# TASK DIRECTIONS:
Using the listing below, work out how many lines carry the word "photo", and state nothing but that number.

# PROVIDED MATERIAL:
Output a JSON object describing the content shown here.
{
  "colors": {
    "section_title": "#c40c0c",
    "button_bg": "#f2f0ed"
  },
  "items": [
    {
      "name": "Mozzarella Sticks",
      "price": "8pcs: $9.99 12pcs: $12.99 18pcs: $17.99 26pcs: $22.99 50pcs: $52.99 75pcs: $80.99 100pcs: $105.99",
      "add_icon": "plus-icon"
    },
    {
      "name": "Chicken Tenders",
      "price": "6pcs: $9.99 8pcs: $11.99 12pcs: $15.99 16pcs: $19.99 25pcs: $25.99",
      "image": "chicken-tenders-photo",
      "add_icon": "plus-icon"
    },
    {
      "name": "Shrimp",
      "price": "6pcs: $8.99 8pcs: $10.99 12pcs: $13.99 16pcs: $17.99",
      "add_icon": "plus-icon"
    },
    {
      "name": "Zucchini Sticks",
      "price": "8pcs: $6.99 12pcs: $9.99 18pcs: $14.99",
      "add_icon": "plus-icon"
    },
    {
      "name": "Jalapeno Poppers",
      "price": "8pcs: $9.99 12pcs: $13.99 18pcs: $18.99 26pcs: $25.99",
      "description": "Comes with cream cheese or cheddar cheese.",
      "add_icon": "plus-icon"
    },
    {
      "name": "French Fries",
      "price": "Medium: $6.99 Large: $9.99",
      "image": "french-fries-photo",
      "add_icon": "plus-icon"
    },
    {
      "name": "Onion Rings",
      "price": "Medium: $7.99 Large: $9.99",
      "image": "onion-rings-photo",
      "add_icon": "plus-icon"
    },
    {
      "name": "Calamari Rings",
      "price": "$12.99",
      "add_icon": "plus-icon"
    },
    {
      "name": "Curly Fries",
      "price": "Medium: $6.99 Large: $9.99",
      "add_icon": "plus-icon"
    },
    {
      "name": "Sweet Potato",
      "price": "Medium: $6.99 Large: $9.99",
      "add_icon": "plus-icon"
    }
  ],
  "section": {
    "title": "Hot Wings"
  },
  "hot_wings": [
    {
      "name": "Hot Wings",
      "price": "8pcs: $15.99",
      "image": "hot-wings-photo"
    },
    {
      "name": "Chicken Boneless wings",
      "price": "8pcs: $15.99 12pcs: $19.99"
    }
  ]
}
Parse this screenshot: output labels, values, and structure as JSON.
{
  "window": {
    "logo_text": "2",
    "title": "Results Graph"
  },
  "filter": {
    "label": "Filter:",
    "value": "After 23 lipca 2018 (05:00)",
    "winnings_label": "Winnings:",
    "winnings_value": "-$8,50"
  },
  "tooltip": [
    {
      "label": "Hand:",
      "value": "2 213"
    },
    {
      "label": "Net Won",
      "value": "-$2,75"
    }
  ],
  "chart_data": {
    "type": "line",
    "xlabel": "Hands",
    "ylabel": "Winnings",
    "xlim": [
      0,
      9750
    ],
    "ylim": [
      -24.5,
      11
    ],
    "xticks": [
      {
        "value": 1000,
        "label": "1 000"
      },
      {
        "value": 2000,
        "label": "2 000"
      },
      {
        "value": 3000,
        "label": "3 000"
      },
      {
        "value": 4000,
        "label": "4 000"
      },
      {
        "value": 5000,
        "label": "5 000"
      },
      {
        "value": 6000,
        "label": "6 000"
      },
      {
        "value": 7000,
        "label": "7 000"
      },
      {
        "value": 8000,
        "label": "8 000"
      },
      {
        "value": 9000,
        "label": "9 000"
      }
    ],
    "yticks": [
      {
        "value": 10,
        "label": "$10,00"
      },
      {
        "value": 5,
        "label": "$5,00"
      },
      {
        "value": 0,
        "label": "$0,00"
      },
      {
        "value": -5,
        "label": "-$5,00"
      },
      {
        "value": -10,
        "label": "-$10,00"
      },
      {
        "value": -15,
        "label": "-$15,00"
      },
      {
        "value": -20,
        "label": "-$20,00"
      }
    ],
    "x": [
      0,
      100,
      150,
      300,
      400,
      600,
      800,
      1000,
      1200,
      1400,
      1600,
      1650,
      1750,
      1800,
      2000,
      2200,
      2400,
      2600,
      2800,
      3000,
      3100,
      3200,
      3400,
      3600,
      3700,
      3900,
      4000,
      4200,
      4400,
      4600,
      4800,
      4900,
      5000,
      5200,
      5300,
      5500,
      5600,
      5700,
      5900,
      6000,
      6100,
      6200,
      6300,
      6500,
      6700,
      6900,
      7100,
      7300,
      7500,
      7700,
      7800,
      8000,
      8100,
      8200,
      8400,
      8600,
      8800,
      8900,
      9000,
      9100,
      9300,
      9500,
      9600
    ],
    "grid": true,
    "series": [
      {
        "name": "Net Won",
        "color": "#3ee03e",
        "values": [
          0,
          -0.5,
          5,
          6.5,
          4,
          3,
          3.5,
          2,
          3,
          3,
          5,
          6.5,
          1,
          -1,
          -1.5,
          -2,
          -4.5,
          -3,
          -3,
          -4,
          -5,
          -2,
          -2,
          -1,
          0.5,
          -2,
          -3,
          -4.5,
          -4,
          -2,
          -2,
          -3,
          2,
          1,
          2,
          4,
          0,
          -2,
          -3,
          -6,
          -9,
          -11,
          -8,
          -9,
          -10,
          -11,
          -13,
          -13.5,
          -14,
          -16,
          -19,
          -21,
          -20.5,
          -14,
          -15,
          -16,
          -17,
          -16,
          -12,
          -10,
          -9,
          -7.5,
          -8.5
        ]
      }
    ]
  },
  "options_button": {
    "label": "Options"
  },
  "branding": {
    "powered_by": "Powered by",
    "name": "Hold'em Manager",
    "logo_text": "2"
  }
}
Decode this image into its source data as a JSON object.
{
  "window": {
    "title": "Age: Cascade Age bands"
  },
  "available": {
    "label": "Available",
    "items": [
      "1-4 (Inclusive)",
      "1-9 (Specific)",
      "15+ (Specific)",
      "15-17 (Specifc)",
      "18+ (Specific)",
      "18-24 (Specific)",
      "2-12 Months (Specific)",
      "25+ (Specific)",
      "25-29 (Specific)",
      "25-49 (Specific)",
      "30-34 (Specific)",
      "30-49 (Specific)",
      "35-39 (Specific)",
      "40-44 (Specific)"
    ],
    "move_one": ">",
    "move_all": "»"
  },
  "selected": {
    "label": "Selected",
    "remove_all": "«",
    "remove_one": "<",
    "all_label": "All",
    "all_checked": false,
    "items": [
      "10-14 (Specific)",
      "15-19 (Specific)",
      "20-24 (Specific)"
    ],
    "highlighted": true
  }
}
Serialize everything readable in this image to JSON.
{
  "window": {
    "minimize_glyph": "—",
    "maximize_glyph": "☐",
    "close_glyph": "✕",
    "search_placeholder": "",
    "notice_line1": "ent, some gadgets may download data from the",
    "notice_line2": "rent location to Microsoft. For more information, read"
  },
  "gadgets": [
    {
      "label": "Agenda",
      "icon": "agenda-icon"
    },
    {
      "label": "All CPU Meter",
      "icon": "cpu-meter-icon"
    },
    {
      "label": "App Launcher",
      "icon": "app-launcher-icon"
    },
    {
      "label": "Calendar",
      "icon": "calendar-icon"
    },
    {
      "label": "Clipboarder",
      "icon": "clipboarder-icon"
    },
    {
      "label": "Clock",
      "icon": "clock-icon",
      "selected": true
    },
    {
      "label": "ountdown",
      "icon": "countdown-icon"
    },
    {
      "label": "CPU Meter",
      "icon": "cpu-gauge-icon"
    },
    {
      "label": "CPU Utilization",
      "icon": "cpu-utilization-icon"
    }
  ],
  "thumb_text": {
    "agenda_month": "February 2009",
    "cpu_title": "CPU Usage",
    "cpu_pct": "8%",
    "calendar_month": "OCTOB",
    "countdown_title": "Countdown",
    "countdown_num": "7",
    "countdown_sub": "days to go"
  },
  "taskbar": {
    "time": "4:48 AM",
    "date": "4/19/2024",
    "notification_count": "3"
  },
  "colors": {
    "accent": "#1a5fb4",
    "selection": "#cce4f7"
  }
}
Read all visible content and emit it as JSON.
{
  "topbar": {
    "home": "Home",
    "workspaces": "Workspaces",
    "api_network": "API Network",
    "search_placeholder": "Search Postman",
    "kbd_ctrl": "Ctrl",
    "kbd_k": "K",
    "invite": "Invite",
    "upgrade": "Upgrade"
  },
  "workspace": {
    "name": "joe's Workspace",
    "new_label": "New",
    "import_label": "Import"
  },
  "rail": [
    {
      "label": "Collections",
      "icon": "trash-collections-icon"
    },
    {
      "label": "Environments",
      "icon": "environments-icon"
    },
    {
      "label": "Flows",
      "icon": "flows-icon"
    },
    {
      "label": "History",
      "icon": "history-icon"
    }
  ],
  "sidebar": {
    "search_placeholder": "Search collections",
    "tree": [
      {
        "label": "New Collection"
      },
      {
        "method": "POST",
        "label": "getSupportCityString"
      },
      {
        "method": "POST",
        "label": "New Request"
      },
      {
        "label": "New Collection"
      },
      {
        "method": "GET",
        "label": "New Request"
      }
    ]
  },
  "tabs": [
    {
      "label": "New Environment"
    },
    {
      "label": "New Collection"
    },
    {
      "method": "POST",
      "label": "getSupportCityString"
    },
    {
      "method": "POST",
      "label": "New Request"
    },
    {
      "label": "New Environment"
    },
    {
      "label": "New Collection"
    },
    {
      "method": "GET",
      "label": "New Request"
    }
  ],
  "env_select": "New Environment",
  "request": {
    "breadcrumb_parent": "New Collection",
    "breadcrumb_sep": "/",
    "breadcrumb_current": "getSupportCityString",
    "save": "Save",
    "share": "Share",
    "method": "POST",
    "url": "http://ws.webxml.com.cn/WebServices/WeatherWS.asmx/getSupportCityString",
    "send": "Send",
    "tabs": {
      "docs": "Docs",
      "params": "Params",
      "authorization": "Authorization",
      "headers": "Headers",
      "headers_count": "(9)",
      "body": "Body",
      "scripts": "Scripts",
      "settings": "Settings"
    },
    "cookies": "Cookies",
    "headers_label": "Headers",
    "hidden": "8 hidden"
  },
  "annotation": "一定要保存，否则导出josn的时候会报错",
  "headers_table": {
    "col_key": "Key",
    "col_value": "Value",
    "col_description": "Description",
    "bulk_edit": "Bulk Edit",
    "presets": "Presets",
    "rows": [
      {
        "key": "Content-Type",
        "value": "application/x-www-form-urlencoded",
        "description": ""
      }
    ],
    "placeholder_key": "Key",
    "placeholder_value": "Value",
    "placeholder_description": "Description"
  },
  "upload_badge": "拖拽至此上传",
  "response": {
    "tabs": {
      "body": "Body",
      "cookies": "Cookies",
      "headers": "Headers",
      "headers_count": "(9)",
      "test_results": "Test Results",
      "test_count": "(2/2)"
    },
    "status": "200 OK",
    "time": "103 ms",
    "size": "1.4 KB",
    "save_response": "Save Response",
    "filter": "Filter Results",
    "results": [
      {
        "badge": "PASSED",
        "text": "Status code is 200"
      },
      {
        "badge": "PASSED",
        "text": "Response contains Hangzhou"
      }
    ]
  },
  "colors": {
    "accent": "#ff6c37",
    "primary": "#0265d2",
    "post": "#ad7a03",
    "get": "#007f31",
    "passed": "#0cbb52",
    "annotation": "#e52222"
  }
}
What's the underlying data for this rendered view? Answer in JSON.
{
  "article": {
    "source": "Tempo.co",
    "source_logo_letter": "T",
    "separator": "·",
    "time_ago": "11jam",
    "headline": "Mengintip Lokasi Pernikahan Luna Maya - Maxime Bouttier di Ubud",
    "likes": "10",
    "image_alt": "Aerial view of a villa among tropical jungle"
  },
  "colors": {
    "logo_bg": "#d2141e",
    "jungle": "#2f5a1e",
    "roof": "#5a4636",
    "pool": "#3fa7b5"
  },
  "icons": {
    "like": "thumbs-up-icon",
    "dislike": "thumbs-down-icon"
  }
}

# RESPONSE TO THE TASK:
4